This pioneering volume brings together scholars and clinicians working at the intersection of Islam and psychoanalysis to explore both the connections that link these two traditions, as well as the tensions that exist between them.
Uniting authors from a diverse range of traditions and perspectives, including Freudian, Jungian, Lacanian, Object-Relations, and Group-Analytic, the book creates a dialogue through which several key questions can be addressed. How can Islam be rendered amenable to psychoanalytic interpretation? What might an ‘Islamic psychoanalysis’ look like that accompanies and questions the forms of psychoanalysis that developed in the West? And what might a ‘psychoanalytic Islam’ look like that speaks for, and perhaps even transforms, the forms of truth that Islam produces?
In an era of increasing Islamophobia in the West, this important book identifies areas where clinical practice can be informed by a deeper understanding of contemporary Islam, as well as what it means to be a Muslim today. It will appeal to trainees and practitioners of psychoanalysis and psychotherapy, as well as scholars interested in religion and Islamic studies.
Table of Contents
1. ‘The Unity in Human Sufferings’: Cultural Translatability in the Context of Arab Psychoanalytic Cultural Critique
2. Islam: A manifest or latent content?
Maryam Asl Zaker and Forough Edrissi
3. Representations of the Psyche and its dynamics in Islam: The Work of Ibn Qayyim al-Jawziyah
4. Politics of Secular Psychoanalysis in India: Hindu-Muslim as Religious and Political Identities in Sudhir Kakar’s Writing
5. Between Neutrality and Disavowal: Being Muslim Psychotherapists in India
Shifa Haq and Sabah Siddiqui
6. The Repressed Event of (Shi‘I) Islam: Psychoanalysis, the Trauma of Iranian Shi‘Ism and Feminine Revolt
7. Becoming Revolution: From Symptom to Act in the 2011 Arab Revolts
8. Decolonizing Psychoanalysis / Psychoanalyzing Islamophobia
Robert K. Beshara
9. Connectedness and dreams: Exploring the possibilities of communication across interpretive traditions
10. Islam, the new modern erotic
11. Enduring Trouble: Striving to Think Anew
Amal Treacher Kabesh
Ian Parker is a Psychoanalyst in Manchester, and Sabah Siddiqui is a Researcher and author of Religion and Psychoanalysis in India (Routledge, 2016). They are both members of the Discourse Unit and the Manchester Psychoanalytic Matrix.
"A real contribution in times of rapid social change, this book sheds new light on the complex relationships between Islam, understood as a religion and host culture, and psychoanalysis. Destined to be controversial and enlightening, this remarkable collection of essays exposes open and subtle forms of mutual engagement, appropriation and transformation behind this encounter. A much-needed corrective to conventional understandings, this timely volume reveals the dynamic and subversive logic of psychoanalysis when thought of outside its secular adaptations, and beyond enduring references to Greek mythology and Judeo-Christian symbolism. This book is a must read." --Andrea Mura, Goldsmiths, University of London

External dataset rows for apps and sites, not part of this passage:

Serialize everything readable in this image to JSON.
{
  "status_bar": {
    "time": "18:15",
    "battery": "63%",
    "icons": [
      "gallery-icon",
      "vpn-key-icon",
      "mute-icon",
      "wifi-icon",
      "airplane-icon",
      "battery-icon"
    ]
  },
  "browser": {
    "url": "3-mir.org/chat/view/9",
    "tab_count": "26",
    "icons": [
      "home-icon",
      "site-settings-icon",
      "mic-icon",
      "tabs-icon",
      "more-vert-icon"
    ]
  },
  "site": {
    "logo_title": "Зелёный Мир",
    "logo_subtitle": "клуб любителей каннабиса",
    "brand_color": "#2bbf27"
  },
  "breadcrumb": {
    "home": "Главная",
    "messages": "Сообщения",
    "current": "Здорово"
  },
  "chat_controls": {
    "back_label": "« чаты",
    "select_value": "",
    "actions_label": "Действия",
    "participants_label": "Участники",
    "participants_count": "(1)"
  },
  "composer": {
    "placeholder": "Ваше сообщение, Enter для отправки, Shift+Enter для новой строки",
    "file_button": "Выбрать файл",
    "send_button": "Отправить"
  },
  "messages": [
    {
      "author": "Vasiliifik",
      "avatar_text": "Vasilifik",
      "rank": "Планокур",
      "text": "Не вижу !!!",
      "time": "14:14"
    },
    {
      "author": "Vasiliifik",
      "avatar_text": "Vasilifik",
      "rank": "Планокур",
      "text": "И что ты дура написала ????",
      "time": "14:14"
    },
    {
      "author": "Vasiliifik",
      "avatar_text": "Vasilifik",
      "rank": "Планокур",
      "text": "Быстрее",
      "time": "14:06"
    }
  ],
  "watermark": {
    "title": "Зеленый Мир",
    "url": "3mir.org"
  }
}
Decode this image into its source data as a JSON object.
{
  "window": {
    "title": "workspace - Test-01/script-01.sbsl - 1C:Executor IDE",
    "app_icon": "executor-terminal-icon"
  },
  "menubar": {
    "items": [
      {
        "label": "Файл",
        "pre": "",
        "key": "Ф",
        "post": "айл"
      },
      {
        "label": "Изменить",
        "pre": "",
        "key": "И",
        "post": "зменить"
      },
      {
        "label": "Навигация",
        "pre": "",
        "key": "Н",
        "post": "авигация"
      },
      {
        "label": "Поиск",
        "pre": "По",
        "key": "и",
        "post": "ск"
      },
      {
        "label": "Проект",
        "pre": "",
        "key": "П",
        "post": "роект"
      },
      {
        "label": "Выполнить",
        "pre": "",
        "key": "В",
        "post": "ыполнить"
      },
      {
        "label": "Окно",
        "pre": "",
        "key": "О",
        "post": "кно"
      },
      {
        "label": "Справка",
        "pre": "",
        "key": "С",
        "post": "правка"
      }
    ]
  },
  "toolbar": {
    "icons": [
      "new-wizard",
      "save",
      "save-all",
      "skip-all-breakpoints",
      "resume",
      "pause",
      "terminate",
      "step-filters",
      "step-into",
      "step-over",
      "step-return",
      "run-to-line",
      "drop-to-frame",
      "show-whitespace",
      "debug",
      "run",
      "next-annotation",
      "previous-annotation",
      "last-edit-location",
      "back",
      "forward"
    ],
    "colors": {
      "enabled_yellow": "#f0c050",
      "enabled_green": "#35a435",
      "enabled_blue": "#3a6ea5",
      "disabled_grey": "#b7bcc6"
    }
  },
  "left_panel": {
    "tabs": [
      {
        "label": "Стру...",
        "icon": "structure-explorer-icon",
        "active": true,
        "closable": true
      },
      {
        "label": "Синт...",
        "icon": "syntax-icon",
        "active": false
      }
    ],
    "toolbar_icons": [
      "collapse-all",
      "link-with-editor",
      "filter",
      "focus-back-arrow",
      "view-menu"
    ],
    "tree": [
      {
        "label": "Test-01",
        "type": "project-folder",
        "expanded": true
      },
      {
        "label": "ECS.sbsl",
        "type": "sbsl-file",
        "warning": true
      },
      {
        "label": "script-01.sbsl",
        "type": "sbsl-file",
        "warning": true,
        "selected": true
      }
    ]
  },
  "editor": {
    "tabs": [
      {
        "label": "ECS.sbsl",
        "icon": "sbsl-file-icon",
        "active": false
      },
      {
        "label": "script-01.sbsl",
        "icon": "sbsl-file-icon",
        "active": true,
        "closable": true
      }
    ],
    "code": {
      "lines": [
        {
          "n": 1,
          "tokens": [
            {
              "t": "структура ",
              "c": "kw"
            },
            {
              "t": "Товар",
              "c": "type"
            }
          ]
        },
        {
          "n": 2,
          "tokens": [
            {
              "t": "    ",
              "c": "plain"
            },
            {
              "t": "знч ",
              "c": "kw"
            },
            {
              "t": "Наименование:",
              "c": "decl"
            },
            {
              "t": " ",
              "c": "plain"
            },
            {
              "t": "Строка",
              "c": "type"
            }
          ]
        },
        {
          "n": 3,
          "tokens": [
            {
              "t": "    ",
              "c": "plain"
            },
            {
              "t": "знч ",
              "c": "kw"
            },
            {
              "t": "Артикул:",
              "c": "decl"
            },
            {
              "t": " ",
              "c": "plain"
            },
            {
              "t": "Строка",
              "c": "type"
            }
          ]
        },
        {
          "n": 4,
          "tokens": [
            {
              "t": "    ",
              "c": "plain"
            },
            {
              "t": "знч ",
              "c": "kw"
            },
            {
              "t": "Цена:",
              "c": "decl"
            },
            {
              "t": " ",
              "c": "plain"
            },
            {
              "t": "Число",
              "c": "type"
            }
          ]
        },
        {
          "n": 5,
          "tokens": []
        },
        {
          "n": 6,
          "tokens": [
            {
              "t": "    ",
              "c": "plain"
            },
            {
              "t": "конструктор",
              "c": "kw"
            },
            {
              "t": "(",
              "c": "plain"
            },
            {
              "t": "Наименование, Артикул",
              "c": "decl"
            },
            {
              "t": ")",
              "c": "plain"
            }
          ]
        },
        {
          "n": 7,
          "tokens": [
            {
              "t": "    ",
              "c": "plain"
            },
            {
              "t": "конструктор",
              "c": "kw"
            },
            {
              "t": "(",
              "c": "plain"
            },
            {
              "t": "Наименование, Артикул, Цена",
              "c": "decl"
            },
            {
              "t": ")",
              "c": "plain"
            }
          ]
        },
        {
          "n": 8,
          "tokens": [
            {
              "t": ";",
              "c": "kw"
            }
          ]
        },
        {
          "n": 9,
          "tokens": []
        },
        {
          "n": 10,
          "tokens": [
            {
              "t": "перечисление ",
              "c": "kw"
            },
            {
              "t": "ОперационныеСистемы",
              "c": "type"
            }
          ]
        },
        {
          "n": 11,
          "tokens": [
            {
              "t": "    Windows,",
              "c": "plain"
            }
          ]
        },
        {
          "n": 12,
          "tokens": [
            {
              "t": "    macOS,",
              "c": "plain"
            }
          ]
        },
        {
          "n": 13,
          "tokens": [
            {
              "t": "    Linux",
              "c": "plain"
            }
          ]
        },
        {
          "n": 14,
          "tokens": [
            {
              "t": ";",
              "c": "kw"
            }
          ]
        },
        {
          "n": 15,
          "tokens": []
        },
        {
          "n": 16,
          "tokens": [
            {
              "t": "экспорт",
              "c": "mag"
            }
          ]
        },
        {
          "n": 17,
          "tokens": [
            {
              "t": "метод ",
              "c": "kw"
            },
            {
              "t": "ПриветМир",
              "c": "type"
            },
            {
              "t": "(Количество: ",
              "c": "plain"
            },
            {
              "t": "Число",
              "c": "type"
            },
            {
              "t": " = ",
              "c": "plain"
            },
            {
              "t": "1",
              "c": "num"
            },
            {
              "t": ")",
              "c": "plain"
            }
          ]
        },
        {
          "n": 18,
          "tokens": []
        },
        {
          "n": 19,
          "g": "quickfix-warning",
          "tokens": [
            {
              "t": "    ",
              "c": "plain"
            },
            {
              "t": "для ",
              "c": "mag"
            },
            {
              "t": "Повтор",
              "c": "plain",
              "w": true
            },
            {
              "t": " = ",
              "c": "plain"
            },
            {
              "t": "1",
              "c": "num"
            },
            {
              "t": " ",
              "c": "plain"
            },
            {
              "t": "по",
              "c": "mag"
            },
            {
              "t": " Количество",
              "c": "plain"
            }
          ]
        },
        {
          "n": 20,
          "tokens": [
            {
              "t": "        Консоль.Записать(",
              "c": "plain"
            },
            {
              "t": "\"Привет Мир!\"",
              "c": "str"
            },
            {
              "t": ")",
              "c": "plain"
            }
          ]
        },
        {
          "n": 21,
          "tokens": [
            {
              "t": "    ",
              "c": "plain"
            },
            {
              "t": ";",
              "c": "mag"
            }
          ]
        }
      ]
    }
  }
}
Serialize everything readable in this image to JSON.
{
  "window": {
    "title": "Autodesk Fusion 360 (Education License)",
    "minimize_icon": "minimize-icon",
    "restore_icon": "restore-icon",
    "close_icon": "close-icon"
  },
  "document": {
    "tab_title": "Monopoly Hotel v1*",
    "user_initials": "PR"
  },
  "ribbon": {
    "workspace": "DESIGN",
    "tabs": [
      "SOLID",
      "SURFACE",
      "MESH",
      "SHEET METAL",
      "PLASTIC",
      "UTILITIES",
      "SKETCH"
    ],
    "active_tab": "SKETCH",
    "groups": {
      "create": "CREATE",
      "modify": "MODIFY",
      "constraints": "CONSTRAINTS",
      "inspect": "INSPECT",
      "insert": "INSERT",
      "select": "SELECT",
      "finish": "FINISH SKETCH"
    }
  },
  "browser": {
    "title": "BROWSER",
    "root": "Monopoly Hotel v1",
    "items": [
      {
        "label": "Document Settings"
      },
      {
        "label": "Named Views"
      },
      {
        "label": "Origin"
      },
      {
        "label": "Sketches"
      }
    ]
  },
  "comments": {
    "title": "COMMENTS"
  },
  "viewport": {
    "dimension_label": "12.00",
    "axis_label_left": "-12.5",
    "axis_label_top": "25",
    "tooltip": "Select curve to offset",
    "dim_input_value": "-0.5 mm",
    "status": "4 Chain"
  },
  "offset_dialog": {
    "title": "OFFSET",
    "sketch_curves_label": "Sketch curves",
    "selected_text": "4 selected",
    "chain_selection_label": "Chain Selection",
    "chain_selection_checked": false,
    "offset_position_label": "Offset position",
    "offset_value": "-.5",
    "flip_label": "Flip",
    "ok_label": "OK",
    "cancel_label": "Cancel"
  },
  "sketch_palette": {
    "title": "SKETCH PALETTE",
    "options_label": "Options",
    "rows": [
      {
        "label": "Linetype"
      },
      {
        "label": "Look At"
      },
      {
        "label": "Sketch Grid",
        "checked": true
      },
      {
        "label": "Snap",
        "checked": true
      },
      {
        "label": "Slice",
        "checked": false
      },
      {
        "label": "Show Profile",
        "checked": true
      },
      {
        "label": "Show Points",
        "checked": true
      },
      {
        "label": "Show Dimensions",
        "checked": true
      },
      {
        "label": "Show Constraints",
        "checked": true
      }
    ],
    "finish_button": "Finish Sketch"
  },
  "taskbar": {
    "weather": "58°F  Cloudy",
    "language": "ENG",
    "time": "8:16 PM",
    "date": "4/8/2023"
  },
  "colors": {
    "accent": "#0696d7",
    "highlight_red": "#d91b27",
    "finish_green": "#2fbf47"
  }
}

"This important collection explores unexpected sites of resonance and resistance between Islam and psychoanalytic theory and practice in the context of Western colonial narratives of "civilizational clashes," fundamentalist religious discourses, and liberal cultures of political correctness. The contributors to this collection seek to transpose the contradictions between faith and scientific rationality into tensions between two types of modernities, Western and Islamic, recharting familiar and not-so familiar encounter zones where both meet, clash, and demystify, even decolonize each other. The originality of this collection lies in its intercultural and transcultural framework, which rejects the simplistic discourses of hybridity and synthesis that attempt to conjoin these modernities in the safety of cultural respect, in favor of disclosing the deeper divisions and inconsistencies within these modernities." --Jamil Khader, Professor of English and Dean of Research, Bethlehem University, Palestine
"Over the last several years the faint outlines of a previously unimaginable theoretical juncture have appeared; Islam with psychoanalysis. What can it mean to think the two together? Why even try? The essays in this important collection provide substantive answers to these questions and fresh diagnoses of the impasses and possibilities defining our current socio-political situation." --Joan Copjec, Brown University